Then today, when we were on our hike, I saw something that made me realize that all is not lost. There in front of a stand of large trees was a row of smaller trees…the next generation of trees. It occurred to me that every year the pine trees drop their seeds as the pine cones mature. Those seeds fall to the ground, and somehow manage to get started in the process of growing a new tree. As each tree drops hundreds of new seeds every year, and those seeds form hundreds of new trees, the next generation of trees is born.

Looking around, I began to notice several different years of new trees that were different heights now. There were 4 or 5 different years worth of new growth that were visible along the sides of the road and trails. The forests are the same, of course. All around the downed and brown trees there is new growth. Yes it will take years to regrow it all, but it will return. Of that I have no doubt, because I have seen the hope of the next generation.

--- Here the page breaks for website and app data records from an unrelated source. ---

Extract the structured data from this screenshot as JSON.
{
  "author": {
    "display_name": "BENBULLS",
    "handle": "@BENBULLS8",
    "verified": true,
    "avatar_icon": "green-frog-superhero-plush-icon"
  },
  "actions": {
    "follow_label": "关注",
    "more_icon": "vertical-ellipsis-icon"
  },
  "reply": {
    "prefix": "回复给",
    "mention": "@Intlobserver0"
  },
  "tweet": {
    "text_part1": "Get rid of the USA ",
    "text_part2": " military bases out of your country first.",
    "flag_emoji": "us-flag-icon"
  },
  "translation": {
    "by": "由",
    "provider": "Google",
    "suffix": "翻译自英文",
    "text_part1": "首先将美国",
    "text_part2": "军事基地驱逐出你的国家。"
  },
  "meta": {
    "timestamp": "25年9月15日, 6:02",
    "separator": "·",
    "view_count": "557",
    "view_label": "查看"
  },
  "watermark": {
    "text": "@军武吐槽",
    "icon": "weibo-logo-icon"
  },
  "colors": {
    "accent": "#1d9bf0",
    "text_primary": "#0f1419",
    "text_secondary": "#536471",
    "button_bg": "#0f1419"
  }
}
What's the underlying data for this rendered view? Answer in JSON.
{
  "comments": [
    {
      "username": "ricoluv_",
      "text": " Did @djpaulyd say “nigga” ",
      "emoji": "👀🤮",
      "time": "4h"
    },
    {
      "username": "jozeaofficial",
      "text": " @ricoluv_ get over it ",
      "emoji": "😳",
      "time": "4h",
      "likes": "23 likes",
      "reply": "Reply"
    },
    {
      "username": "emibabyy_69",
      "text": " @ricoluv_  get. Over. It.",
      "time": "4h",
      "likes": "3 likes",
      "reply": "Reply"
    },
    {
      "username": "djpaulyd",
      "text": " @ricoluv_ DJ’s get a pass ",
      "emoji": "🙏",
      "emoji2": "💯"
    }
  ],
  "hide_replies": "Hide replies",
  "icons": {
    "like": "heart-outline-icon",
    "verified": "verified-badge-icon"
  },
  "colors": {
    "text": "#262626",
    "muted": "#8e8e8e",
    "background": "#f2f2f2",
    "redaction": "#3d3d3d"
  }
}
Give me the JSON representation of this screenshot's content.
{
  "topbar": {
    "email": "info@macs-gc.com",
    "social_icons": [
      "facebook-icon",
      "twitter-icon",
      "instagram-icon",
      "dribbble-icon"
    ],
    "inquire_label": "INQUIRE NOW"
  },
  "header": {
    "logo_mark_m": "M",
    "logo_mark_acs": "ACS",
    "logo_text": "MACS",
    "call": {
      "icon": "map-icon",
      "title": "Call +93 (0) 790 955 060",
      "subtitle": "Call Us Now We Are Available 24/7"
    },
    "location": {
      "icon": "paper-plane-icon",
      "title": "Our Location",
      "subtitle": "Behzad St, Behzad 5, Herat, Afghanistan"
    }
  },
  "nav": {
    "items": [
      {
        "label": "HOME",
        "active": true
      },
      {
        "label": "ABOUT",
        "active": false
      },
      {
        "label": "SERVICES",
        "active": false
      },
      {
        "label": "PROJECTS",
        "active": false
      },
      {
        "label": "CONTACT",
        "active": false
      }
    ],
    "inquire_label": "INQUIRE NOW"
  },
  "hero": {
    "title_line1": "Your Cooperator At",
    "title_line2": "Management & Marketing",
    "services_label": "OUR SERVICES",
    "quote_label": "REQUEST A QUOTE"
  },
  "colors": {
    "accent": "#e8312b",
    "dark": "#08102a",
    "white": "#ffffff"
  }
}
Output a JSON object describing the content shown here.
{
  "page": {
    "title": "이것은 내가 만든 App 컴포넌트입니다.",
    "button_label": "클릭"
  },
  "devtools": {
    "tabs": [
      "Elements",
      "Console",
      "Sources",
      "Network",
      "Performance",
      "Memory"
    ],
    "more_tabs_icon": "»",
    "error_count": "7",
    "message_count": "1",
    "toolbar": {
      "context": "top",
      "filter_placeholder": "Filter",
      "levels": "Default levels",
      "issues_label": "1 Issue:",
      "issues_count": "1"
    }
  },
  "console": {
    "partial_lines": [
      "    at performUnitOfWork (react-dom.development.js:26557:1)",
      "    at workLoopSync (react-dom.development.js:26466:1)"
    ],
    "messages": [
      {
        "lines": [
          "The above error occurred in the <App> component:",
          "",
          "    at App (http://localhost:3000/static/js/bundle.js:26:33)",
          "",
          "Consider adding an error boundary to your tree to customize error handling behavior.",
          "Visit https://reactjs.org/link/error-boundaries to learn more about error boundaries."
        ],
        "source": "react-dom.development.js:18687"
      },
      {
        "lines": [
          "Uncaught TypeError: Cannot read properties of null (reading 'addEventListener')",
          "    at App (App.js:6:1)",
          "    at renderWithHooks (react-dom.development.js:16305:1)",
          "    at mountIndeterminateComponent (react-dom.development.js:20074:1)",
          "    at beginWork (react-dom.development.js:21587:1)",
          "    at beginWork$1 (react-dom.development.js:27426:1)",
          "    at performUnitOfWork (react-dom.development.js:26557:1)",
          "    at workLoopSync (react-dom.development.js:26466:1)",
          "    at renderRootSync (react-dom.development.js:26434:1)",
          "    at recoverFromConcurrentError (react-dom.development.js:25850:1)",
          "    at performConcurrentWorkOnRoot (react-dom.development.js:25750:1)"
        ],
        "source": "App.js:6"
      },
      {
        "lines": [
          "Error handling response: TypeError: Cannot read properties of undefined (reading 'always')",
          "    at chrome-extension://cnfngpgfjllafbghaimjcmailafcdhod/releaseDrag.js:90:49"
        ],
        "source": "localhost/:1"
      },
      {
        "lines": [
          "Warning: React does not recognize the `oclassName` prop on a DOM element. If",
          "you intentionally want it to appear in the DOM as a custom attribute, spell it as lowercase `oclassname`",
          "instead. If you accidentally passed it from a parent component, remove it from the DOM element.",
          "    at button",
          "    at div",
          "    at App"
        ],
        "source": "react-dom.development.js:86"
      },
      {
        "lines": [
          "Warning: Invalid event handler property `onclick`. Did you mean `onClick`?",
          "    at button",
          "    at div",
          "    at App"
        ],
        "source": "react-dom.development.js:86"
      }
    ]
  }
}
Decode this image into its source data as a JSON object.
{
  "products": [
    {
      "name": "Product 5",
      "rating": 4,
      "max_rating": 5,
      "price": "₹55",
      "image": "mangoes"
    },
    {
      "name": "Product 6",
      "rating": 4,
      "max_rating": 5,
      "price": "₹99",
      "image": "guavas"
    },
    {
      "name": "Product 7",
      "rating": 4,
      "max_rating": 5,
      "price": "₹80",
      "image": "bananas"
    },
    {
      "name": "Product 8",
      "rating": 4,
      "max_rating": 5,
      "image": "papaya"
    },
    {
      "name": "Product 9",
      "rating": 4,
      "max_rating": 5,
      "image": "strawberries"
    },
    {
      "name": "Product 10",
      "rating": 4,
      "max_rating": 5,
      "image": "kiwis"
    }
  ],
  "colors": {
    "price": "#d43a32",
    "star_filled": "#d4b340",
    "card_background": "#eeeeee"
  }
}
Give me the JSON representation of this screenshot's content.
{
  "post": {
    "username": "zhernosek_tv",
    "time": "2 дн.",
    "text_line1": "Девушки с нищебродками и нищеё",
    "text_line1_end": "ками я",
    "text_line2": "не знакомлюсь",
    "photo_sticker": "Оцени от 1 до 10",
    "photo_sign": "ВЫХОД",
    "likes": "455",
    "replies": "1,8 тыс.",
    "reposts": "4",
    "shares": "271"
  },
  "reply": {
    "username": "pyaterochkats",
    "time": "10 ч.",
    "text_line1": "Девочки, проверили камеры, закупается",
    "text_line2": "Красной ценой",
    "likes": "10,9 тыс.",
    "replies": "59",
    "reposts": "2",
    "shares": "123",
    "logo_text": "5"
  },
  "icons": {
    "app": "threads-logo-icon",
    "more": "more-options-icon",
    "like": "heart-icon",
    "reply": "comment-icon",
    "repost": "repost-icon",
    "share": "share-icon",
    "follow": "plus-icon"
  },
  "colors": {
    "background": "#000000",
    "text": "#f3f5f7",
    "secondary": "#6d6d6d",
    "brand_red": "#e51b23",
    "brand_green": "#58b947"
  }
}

Bob and I went on the first hike we have taken in a very long time today. We used to hike 8 miles a day at least 5 days a week. Now our days are filled with something different…caring for Bob’s parents. His dad has Emphysema and his mom has Alzheimer’s Disease. It takes time to care for another individual…much less 2 of them. Something has got to give when you are caregiving. There is no way to spend the amount of time necessary to keep a person healthy and still spend all the time you normally did on yourself.

When I was able to walk 8 miles a day, I was not only in great shape, but I was at my ideal weight. Now, I have learned to forgive myself, and to know that I cannot “do it all” and still take care of my aging mom and in-laws. I may not be in the best shape ever, but I could not look myself in the mirror if I did not take care of them. Besides, I love them, so I’ll set my needs aside for a while and care for theirs.

Our hike today was harder than I am used to, but it felt so good, and I want to be able to do more of it. I know that the road I have chosen to take will limit the hiking or even the after dinner walking I will be able to do, but…well, life happens, and we have to follow where the road takes us. Many times it is more important to set aside our needs for a time to do something that is more important for someone else. People do it all the time. Raising children is a prime example of it.

I will get back to having time for me again. I’m not worried about that. It is the way that I will get time for me back that I am trying to avoid. They will need help for the rest of their lives, so as long as they live my time will be less mine…and that is ok. I’d much rather have the parents I have left be here a while longer, than have the time for me.

Yes, our hike today was lovely, and it took the work of 5 other people to make it happen. Corrie, Amy, Josh, Brenda, and Jennifer gave of themselves to give Bob and me a vacation, and it is a gift I will never forget. I know it was extra for each of them and their families sacrificed too. I want them each to know that I love them and I appreciate the time I have been given to rest and get my strength back. I will be forever grateful.